Ageratina havanensis

Shrubby boneset
Ageratina havanensis

More Shrubs Questions

Plantings for a slope from New Carrollton MD
June 27, 2012 - My house (Maryland, near DC) sits at the bottom of a south facing slope. The soil is very heavy clay. The grade is about 1:20 for about 100 feet (with a steeper part at the top). Part of the hill is i...
view the full question and answer

Flowering tree with non-invasive roots from Palos Verde CA
June 24, 2013 - Want a flowering tree with noninvasive roots for Palos Verdes, CA.
view the full question and answer

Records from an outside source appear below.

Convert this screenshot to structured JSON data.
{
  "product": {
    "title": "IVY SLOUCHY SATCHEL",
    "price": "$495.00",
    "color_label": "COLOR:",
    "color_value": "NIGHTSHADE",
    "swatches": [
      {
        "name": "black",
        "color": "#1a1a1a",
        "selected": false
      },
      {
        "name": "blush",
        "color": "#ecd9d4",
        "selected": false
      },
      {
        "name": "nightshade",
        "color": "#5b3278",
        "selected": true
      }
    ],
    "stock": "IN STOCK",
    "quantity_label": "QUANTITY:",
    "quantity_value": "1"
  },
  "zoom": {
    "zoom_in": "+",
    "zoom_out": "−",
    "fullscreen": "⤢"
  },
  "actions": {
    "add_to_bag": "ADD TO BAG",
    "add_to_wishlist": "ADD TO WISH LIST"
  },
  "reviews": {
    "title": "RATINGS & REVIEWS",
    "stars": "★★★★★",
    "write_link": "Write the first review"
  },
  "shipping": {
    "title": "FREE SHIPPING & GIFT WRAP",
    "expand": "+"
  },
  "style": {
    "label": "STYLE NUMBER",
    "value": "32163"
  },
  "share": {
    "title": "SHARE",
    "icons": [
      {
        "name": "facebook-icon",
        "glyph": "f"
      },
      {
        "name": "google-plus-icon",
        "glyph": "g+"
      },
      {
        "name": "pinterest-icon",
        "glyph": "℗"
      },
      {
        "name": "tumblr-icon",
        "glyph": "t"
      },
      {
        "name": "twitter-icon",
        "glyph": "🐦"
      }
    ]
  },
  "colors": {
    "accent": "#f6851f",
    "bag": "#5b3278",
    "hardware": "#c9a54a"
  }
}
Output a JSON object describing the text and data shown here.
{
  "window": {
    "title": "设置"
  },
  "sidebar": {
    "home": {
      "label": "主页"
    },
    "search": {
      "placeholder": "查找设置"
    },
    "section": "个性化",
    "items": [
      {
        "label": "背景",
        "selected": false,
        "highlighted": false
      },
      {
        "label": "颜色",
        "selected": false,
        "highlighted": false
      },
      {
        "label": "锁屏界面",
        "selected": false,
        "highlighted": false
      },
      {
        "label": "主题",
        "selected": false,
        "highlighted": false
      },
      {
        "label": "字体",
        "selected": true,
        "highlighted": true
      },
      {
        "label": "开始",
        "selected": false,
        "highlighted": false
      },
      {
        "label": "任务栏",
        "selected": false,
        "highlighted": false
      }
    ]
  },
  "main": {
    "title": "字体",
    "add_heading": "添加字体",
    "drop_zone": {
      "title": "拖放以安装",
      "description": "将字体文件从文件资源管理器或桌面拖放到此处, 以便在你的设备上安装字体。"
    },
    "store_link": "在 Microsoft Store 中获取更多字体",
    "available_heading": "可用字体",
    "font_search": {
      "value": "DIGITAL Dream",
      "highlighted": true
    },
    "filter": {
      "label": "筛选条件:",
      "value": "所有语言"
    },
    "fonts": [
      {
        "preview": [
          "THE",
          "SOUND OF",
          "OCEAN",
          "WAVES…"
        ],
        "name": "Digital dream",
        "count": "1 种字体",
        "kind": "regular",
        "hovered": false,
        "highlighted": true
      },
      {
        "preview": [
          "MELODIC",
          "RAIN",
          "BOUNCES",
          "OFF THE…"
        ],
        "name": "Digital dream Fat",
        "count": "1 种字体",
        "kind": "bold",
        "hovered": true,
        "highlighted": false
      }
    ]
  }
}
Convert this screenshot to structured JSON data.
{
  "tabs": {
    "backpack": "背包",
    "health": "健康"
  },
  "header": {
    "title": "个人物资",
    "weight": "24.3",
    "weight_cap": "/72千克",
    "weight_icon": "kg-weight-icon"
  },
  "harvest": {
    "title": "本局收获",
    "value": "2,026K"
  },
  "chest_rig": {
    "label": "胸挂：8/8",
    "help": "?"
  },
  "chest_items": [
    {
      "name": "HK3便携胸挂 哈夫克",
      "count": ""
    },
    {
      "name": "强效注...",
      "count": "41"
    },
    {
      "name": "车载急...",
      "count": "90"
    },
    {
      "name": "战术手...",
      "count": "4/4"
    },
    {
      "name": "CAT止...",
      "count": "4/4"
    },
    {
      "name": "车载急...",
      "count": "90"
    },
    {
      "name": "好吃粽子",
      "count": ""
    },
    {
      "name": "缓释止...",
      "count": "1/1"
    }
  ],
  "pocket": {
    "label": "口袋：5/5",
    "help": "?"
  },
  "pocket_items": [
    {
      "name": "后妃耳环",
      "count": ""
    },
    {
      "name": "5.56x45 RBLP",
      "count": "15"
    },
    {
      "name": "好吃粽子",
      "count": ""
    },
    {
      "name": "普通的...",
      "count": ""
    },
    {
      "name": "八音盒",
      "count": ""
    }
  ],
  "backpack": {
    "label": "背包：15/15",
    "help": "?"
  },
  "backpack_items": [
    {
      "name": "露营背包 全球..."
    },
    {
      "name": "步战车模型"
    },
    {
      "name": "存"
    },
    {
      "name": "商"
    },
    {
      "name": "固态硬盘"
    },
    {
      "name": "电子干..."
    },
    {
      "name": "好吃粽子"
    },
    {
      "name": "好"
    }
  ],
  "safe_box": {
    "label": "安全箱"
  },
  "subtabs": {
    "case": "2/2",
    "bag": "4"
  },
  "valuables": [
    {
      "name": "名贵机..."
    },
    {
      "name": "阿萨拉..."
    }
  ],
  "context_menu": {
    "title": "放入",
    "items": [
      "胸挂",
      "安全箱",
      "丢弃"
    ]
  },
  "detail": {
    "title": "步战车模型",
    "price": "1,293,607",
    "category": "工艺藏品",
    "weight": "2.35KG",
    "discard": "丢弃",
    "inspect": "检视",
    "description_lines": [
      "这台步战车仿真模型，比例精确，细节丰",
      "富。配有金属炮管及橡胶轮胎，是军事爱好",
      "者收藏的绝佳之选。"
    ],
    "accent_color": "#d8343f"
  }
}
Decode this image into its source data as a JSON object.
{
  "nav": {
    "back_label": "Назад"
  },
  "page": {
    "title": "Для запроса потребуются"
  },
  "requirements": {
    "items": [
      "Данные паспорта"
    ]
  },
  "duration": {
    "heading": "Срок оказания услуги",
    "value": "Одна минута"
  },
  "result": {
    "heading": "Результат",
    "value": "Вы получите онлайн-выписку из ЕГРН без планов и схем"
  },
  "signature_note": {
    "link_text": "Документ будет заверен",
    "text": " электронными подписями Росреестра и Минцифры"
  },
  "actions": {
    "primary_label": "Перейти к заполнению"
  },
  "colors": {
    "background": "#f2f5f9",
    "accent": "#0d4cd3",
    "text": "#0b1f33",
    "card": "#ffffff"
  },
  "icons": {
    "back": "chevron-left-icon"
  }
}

Irrigation of landscaping project after 1 year in San Antonio
November 10, 2010 - Hello, I am working on a project in San Antonio where the following vegetation types have been specified: cedar elm, bald cypress, 'Tifway 419' bermuda grass, mountain laurel, esperanza, and lantana...
view the full question and answer

Growing Dwarf Yaupon Holly in Texas
December 04, 2013 - We planted 10 extra dwarf yaupons in our Austin front yard. They were identified as 'Gremici' dwarf yaupon. I googled them to get more information about them in order to determine why five have di...
view the full question and answer

Shade-loving plants for birds in New Jersey
March 25, 2013 - What native plants should I add to my property, Zone 6, to feed birds naturally? I have a heavily treed lot, so I'd like names of shade loving perennials. Seed or fruit bearing options would be gre...
view the full question and answer

Support the Wildflower Center by Donating Online or Becoming a Member today.